After Hokkaido came under Japanese rule in 1869, the first migrants worked quickly to develop the unspoiled wilderness into modern settlements. The Historical Village of Hokkaido features 60 buildings that are either recreations or original structures from this time.
There are four areas to explore for your learning pleasure, but getting around them is half the fun. In summer, you can ride through the streets in horse-drawn carriages, but in winter the horses pull sleds!
Otaru is a city stuck-in-time with nostalgic avenues and mid-twentieth-century buildings. In the early 1900s, Otaru’s fishing and trading industries boomed, and Otaru Canal served as an essential route for transporting goods from boats to factories.
If you’re careful with your timing, you’ll also be able to see the Otaru Snow Light Path Festival. During this time, hundreds of lanterns made from snow line the canal and roads.

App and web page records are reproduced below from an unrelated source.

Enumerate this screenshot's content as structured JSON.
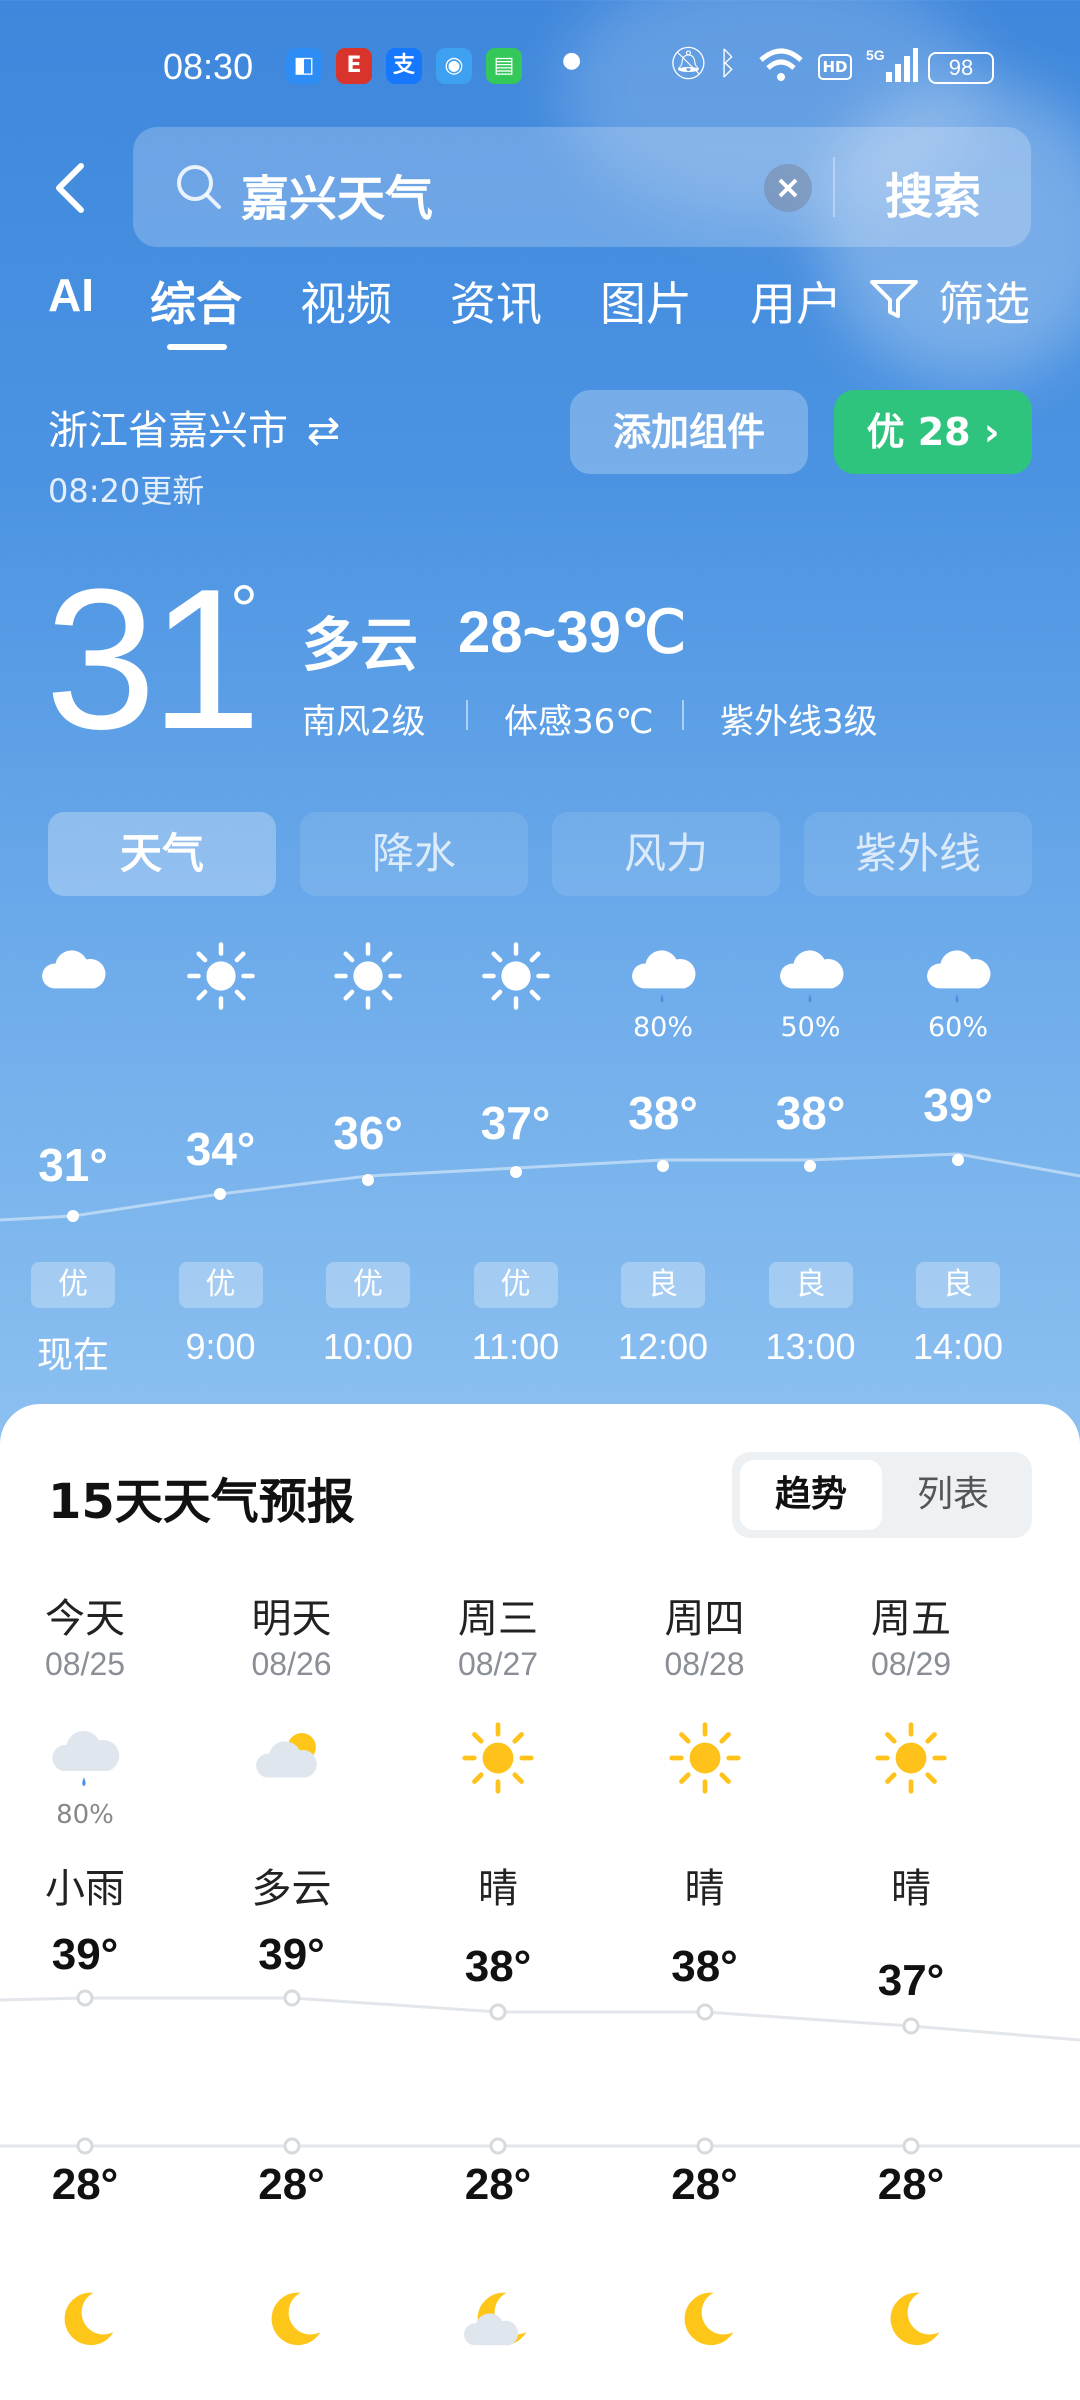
{
  "status_bar": {
    "time": "08:30",
    "app_icons": [
      {
        "icon": "browser-app-icon",
        "color": "#2e8df4",
        "glyph": "◧"
      },
      {
        "icon": "e-app-icon",
        "color": "#d8342c",
        "glyph": "E"
      },
      {
        "icon": "alipay-app-icon",
        "color": "#1677ff",
        "glyph": "支"
      },
      {
        "icon": "map-app-icon",
        "color": "#3ea0f0",
        "glyph": "◉"
      },
      {
        "icon": "message-app-icon",
        "color": "#34c759",
        "glyph": "▤"
      }
    ],
    "battery": "98"
  },
  "search": {
    "query": "嘉兴天气",
    "button_label": "搜索"
  },
  "tabs": [
    {
      "label": "AI",
      "active": false
    },
    {
      "label": "综合",
      "active": true
    },
    {
      "label": "视频",
      "active": false
    },
    {
      "label": "资讯",
      "active": false
    },
    {
      "label": "图片",
      "active": false
    },
    {
      "label": "用户",
      "active": false
    },
    {
      "label": "筛选",
      "active": false
    }
  ],
  "location": {
    "name": "浙江省嘉兴市",
    "update_time": "08:20更新"
  },
  "add_widget_label": "添加组件",
  "aqi": {
    "label": "优 28",
    "color": "#2ec47d"
  },
  "current": {
    "temp": "31",
    "degree": "°",
    "condition": "多云",
    "range": "28~39℃",
    "wind": "南风2级",
    "feels_like": "体感36℃",
    "uv": "紫外线3级"
  },
  "segments": [
    {
      "label": "天气",
      "active": true
    },
    {
      "label": "降水",
      "active": false
    },
    {
      "label": "风力",
      "active": false
    },
    {
      "label": "紫外线",
      "active": false
    }
  ],
  "hourly": [
    {
      "time": "现在",
      "temp": "31°",
      "aqi": "优",
      "icon": "cloud-icon",
      "prob": ""
    },
    {
      "time": "9:00",
      "temp": "34°",
      "aqi": "优",
      "icon": "sun-icon",
      "prob": ""
    },
    {
      "time": "10:00",
      "temp": "36°",
      "aqi": "优",
      "icon": "sun-icon",
      "prob": ""
    },
    {
      "time": "11:00",
      "temp": "37°",
      "aqi": "优",
      "icon": "sun-icon",
      "prob": ""
    },
    {
      "time": "12:00",
      "temp": "38°",
      "aqi": "良",
      "icon": "rain-cloud-icon",
      "prob": "80%"
    },
    {
      "time": "13:00",
      "temp": "38°",
      "aqi": "良",
      "icon": "rain-cloud-icon",
      "prob": "50%"
    },
    {
      "time": "14:00",
      "temp": "39°",
      "aqi": "良",
      "icon": "rain-cloud-icon",
      "prob": "60%"
    }
  ],
  "forecast": {
    "title": "15天天气预报",
    "toggle_trend": "趋势",
    "toggle_list": "列表",
    "days": [
      {
        "day": "今天",
        "date": "08/25",
        "icon": "rain-cloud-icon",
        "prob": "80%",
        "condition": "小雨",
        "high": "39°",
        "low": "28°",
        "night_icon": "moon-icon"
      },
      {
        "day": "明天",
        "date": "08/26",
        "icon": "partly-cloudy-icon",
        "prob": "",
        "condition": "多云",
        "high": "39°",
        "low": "28°",
        "night_icon": "moon-icon"
      },
      {
        "day": "周三",
        "date": "08/27",
        "icon": "sun-icon",
        "prob": "",
        "condition": "晴",
        "high": "38°",
        "low": "28°",
        "night_icon": "cloudy-moon-icon"
      },
      {
        "day": "周四",
        "date": "08/28",
        "icon": "sun-icon",
        "prob": "",
        "condition": "晴",
        "high": "38°",
        "low": "28°",
        "night_icon": "moon-icon"
      },
      {
        "day": "周五",
        "date": "08/29",
        "icon": "sun-icon",
        "prob": "",
        "condition": "晴",
        "high": "37°",
        "low": "28°",
        "night_icon": "moon-icon"
      }
    ]
  }
}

As famous as Otaru is for its ports, it also receives notoriety for its marvelous glassware. The Kitaichi Garasu Group owns a museum and two stores that attract both foreign and local visitors.
At the Kitaichi Sangokan shop, you can browse all kinds of glass products—from lamps to utensils! The real attraction is the second floor where you’ll find Kitaishi Hall, which has 167 oil lamps from around the world. The soft light emitting through the hall transports you into an otherworldly atmosphere.
South of Kitaichi Sangokan, you’ll come across a cluster of buildings that make up the Otaru Music Box Museum. If you aren’t sure which way to go, listen for the steam clock which plays a melody every fifteen minutes.
Inside, you’ll find music boxes made from glass, wood, and even fabric! Have fun browsing the different varieties of styles and songs at your disposal, and don’t forget to buy one as a souvenir!